By Saurrav Sood
Dividends are the distribution of profits of the company to its shareholders. The term dividend has been defined in Section 2(22) in an inclusive manner which includes ‘Distribution of accumulated profits to shareholders’. The taxability of dividends has undergone changes over the past few years both from the perspective of an Indian company declaring dividends and an Indian company receiving dividends from a foreign company.
A. Taxability of dividends received from a foreign company can be covered under two different scenarios:
1. Dividend is received by an Indian company or an individual from shares of a foreign company – Where such dividend is taxable as income from other sources, the rate of tax applicable shall be the rate which is applicable to such Indian company. Further, in the case of an individual where the dividend income is taxable as income from other sources, the same shall be taxable as per the slab rates applicable to such an individual. From such tax calculated, where there is any incidence of withholding tax on such dividend received, the withholding tax can be availed as tax credit against the tax liability in India.
2. Dividend is received by an Indian company from shares of a specified foreign company – Where an Indian company holds 26% or more in nominal value of the equity share capital, then the foreign company becomes a foreign specified company and the dividend received by such foreign company was earlier taxable at a concessional rate of 15%1 on gross basis.
However, vide Finance Act, 2022, the provisions of Section 115BBD, which provides for such a concessional rate of tax, have been abolished and the beneficial rate of tax shall not apply. w.e.f. any assessment year beginning on or after the 1st day of April 2023.
B. Deduction from dividend income
Deduction of expenses from dividend income is dependent on how such income is assessable to tax. Where the dividend is taxable as business income in the hands of the recipient, the assessee can claim the deduction of all those expenditures which have been incurred directly to earn the dividend income. However, where such dividend is taxable under the head other sources, the taxpayer can only claim deduction towards interest expenditure incurred to earn that dividend income to the extent of 20% of total dividend income.
C. Foreign tax credit
There are multiple methods through which the credit of taxes paid outside India can be claimed here in India. These methods can be broadly classified as exemption method, credit method and underlying credit method.
India has recognized the concept of Foreign Tax Credit in the Income Tax Act where it is specifically addressed under section 90 and section 91 of the Income Tax Act.

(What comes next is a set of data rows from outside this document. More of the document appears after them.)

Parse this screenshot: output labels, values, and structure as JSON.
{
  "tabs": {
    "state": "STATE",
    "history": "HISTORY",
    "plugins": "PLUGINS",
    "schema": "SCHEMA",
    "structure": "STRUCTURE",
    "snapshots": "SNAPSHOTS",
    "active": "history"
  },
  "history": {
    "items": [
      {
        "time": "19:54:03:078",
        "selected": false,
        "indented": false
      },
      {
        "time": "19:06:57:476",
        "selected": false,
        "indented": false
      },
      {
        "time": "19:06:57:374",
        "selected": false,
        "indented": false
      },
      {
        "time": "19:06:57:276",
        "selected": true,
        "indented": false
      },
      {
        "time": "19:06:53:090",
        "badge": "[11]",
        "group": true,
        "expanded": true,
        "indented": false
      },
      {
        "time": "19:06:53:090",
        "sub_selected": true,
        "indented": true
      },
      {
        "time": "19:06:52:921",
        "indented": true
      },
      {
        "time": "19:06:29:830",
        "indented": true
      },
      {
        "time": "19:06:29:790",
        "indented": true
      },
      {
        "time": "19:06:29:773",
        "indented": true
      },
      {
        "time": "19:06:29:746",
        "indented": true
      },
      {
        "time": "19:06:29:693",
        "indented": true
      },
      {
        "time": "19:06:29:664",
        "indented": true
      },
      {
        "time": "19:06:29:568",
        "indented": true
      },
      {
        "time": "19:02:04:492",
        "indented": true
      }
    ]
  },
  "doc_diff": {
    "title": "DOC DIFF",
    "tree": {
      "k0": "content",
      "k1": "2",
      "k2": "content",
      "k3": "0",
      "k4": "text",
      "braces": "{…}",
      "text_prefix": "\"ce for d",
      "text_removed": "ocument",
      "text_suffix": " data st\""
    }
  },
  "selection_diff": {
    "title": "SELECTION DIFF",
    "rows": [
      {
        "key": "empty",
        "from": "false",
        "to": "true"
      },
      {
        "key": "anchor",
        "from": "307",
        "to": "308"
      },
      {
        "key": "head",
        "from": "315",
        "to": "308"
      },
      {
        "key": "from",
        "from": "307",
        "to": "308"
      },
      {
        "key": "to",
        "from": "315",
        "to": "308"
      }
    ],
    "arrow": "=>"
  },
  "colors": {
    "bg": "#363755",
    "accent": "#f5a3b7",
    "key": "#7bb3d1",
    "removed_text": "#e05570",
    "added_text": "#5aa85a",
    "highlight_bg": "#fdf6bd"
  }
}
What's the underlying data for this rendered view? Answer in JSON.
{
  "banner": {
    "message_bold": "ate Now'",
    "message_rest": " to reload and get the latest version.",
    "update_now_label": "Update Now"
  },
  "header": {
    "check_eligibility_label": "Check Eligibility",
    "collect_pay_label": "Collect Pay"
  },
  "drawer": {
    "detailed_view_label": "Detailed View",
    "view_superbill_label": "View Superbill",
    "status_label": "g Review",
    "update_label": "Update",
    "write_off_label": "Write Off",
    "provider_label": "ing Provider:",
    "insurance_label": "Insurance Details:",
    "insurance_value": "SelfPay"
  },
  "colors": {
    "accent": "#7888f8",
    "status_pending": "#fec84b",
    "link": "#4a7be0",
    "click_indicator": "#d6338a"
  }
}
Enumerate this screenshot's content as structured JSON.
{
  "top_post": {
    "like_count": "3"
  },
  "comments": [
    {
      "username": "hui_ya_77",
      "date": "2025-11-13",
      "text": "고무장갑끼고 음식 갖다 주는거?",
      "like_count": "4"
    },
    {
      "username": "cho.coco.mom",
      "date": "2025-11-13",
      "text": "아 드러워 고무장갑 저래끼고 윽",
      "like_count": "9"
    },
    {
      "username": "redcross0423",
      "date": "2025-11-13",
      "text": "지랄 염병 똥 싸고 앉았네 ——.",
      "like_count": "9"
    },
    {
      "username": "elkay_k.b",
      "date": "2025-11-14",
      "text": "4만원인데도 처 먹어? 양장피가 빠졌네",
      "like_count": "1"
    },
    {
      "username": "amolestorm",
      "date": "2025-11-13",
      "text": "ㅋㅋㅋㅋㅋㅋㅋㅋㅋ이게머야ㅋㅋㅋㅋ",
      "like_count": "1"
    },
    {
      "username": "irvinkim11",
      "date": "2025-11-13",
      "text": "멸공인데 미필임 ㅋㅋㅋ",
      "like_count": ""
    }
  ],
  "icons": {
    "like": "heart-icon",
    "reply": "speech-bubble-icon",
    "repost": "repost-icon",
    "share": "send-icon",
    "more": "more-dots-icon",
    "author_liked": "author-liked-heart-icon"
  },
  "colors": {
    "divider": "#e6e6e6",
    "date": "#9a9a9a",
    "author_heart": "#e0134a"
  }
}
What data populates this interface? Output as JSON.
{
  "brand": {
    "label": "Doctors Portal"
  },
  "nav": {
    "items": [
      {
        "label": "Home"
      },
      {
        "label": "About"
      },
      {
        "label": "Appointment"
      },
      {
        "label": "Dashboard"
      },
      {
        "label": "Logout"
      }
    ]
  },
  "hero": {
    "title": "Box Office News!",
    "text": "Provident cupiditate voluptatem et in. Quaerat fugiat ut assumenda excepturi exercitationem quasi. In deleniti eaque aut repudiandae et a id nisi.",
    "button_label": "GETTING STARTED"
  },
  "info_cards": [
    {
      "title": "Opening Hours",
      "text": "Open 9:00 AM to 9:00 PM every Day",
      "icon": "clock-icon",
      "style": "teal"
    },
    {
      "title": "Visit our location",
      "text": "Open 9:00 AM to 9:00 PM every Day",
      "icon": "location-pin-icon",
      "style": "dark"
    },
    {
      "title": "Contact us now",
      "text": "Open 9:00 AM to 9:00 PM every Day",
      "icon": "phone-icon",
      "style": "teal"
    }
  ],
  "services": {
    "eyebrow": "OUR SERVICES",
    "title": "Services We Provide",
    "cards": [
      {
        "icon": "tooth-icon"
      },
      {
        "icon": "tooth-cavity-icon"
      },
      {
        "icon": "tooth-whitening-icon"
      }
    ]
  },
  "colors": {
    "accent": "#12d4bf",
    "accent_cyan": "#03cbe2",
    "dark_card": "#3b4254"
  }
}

Section 90 governs the tax credit for countries where India has entered into a tax treaty and while section 91 deals with credit for those cases where no tax treaty is in force with that overseas jurisdiction.
Further, Rule 128 of the Income Tax Rules provide for mechanism to avail the tax credit. Putting the provision of law in place vis the income in nature of dividend received from a US company share, it can be said that the tax deducted on such dividend paid in the US shall be available as a credit against India tax liability.
However, the taxes paid in the US on the profits earned before declaring dividends, and whether such tax shall be available as a credit (underlying tax credit) is a question that has no clarity under the existing foreign tax credit rules.
(Author is Practice leader (International Tax), SW India)